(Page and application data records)
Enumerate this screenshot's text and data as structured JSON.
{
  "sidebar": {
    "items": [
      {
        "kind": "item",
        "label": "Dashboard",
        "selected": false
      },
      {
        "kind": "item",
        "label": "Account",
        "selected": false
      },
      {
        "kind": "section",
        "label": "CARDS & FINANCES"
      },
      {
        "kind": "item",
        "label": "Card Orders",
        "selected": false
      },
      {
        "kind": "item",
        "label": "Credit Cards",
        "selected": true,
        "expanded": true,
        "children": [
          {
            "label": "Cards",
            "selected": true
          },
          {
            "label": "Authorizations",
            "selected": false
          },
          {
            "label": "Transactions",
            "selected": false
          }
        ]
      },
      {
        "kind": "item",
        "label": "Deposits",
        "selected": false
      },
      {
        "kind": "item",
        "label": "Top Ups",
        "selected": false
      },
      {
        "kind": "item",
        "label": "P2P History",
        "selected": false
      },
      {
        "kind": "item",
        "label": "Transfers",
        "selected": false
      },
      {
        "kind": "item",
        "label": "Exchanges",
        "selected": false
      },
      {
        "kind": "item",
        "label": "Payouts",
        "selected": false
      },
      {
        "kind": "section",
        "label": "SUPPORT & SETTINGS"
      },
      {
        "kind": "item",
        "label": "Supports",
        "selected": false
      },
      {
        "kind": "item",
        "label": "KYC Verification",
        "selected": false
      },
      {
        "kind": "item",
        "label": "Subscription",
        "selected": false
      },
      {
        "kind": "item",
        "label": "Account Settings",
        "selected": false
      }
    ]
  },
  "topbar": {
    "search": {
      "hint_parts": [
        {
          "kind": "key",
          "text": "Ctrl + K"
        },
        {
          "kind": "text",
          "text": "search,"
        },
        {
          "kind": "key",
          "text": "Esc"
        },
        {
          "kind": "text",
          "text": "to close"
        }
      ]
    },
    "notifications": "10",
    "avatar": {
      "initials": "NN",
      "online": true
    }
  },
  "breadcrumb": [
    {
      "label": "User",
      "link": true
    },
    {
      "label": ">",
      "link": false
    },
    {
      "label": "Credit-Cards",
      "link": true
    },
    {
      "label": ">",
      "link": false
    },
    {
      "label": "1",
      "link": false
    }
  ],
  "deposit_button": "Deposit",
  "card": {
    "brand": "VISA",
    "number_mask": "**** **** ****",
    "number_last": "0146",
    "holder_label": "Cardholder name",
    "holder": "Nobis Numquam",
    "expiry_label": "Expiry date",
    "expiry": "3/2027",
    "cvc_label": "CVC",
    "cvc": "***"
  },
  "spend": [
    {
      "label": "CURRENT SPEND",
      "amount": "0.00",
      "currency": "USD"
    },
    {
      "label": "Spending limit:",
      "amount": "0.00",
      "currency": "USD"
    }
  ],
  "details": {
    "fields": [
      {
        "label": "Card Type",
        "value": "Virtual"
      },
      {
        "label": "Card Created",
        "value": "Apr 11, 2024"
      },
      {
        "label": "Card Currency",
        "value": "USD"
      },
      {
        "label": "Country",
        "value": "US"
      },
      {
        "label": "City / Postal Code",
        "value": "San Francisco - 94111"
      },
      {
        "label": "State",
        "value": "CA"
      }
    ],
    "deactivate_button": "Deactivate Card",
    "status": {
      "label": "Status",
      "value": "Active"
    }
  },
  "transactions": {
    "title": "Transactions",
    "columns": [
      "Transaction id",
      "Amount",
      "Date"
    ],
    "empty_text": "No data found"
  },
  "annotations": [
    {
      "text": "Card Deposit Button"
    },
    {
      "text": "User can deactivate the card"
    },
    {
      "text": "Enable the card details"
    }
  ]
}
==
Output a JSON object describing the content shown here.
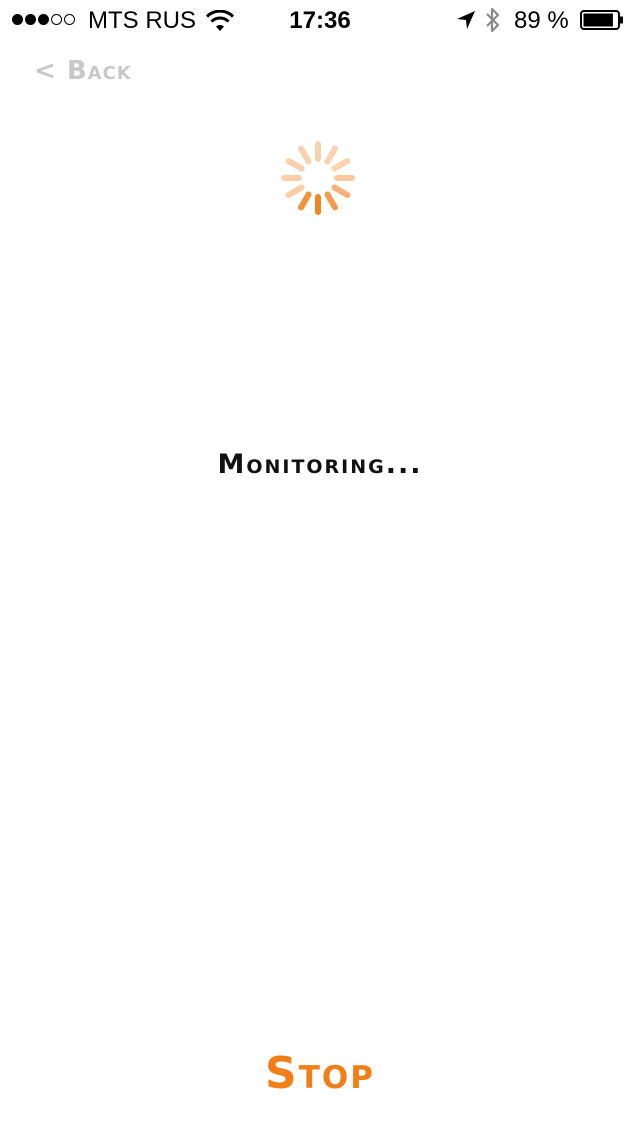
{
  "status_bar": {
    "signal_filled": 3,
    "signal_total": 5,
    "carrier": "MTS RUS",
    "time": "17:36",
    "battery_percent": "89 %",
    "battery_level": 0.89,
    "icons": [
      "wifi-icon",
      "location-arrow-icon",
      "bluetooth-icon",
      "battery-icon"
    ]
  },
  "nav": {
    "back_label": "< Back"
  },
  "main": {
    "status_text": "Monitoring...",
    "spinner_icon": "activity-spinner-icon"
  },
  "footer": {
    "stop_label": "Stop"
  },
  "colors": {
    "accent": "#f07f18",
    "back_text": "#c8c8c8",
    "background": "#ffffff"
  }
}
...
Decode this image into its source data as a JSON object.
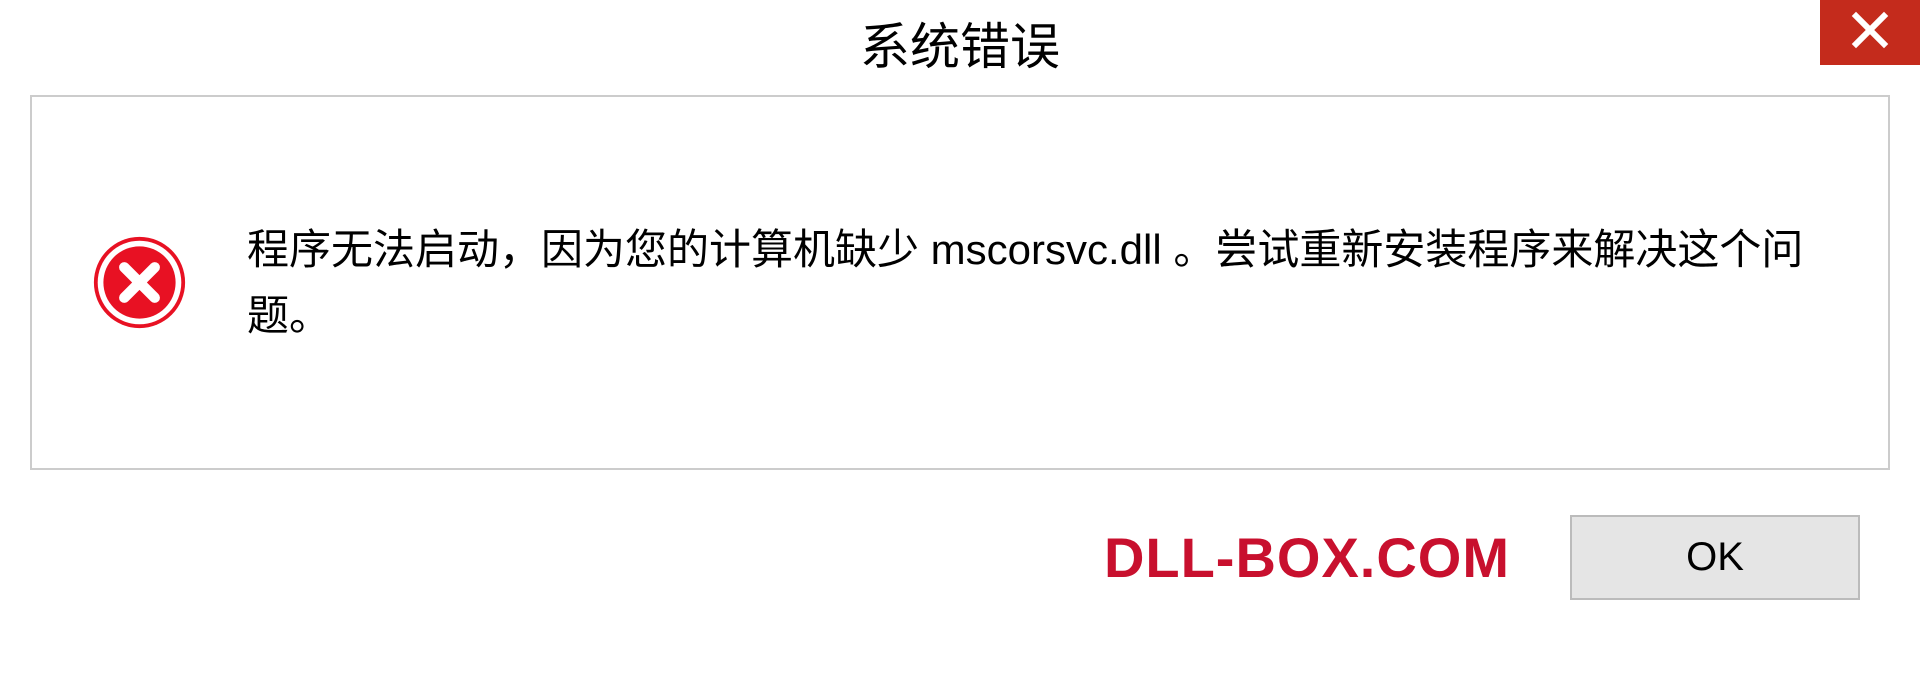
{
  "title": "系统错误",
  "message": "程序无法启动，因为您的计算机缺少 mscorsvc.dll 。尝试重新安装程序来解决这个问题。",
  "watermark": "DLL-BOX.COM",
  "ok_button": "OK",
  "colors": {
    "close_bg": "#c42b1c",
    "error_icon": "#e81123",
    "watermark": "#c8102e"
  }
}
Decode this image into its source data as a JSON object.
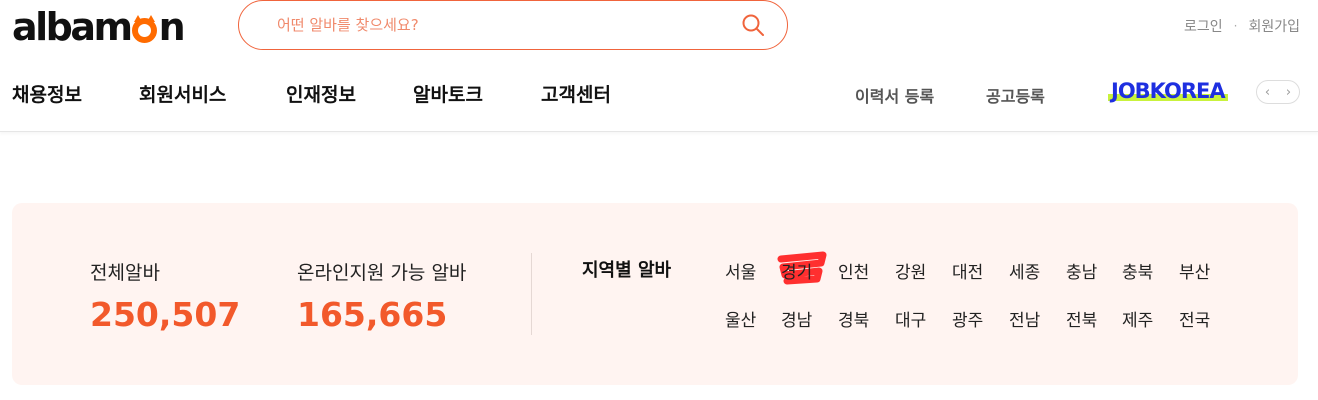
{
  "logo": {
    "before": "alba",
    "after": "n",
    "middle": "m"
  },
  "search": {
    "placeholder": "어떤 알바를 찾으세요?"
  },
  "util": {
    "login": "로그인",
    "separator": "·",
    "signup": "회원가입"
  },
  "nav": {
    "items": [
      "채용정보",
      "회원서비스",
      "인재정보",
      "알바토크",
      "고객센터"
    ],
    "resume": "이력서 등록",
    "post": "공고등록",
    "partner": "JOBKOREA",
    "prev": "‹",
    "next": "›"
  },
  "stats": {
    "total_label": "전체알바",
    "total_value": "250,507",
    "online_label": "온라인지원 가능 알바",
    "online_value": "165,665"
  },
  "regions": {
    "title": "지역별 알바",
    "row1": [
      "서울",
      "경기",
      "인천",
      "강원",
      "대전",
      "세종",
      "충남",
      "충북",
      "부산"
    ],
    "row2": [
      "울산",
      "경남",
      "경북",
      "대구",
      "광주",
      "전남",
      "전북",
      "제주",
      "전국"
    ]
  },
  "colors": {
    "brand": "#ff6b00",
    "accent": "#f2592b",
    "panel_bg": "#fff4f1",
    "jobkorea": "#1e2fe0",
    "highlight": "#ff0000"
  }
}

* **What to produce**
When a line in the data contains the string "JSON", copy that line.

* **Result of the task**
Enumerate this screenshot's text and data as structured JSON.
Output a JSON object describing the content shown here.
Decode this image into its source data as a JSON object.
Decode this image into its source data as a JSON object.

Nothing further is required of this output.